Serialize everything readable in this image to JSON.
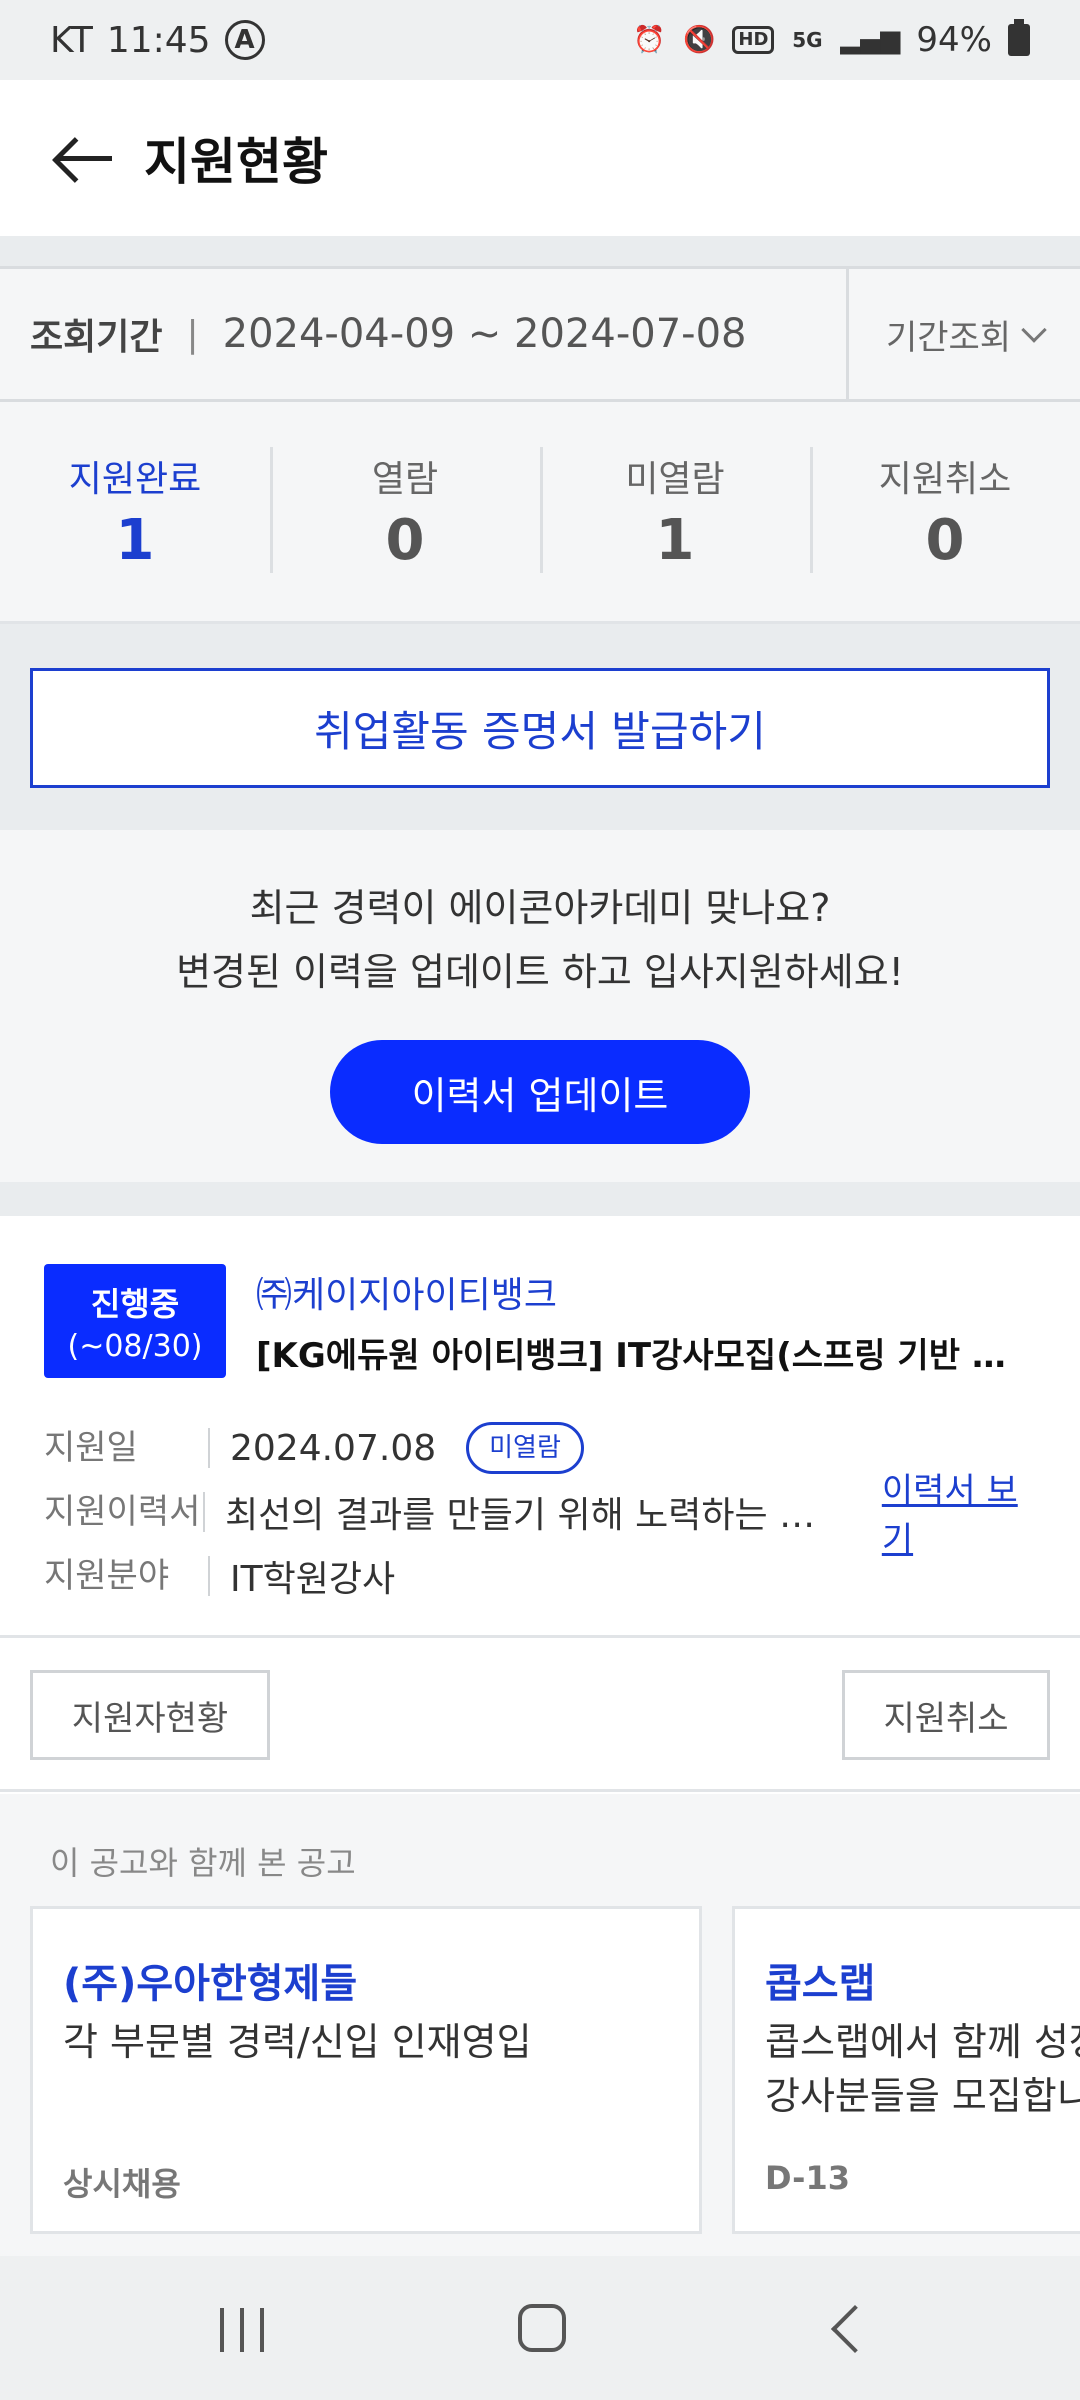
{
  "status_bar": {
    "carrier": "KT",
    "time": "11:45",
    "a_badge": "A",
    "network": "5G",
    "hd": "HD",
    "battery": "94%"
  },
  "header": {
    "title": "지원현황"
  },
  "period": {
    "label": "조회기간",
    "separator": "|",
    "range": "2024-04-09 ~ 2024-07-08",
    "button": "기간조회"
  },
  "stats": [
    {
      "label": "지원완료",
      "value": "1"
    },
    {
      "label": "열람",
      "value": "0"
    },
    {
      "label": "미열람",
      "value": "1"
    },
    {
      "label": "지원취소",
      "value": "0"
    }
  ],
  "certificate_button": "취업활동 증명서 발급하기",
  "promo": {
    "line1": "최근 경력이 에이콘아카데미 맞나요?",
    "line2": "변경된 이력을 업데이트 하고 입사지원하세요!",
    "button": "이력서 업데이트"
  },
  "application": {
    "status": "진행중",
    "deadline": "(~08/30)",
    "company": "㈜케이지아이티뱅크",
    "title": "[KG에듀원 아이티뱅크] IT강사모집(스프링 기반 개발 강의)",
    "rows": {
      "date_key": "지원일",
      "date_val": "2024.07.08",
      "read_status": "미열람",
      "resume_key": "지원이력서",
      "resume_val": "최선의 결과를 만들기 위해 노력하는 인재입니다",
      "resume_link": "이력서 보기",
      "field_key": "지원분야",
      "field_val": "IT학원강사"
    },
    "applicants_button": "지원자현황",
    "cancel_button": "지원취소"
  },
  "related": {
    "title": "이 공고와 함께 본 공고",
    "cards": [
      {
        "company": "(주)우아한형제들",
        "desc1": "각 부문별 경력/신입 인재영입",
        "desc2": "",
        "tag": "상시채용"
      },
      {
        "company": "콥스랩",
        "desc1": "콥스랩에서 함께 성장할",
        "desc2": "강사분들을 모집합니다",
        "tag": "D-13"
      }
    ]
  },
  "colors": {
    "accent": "#1c3fcf",
    "primary_button": "#0a2cff",
    "background": "#f5f6f7"
  }
}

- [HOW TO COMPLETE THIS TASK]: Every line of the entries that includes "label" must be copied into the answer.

- [EXERCISE RESPONSE]:
    "label": "조회기간",
      "label": "지원완료",
      "label": "열람",
      "label": "미열람",
      "label": "지원취소",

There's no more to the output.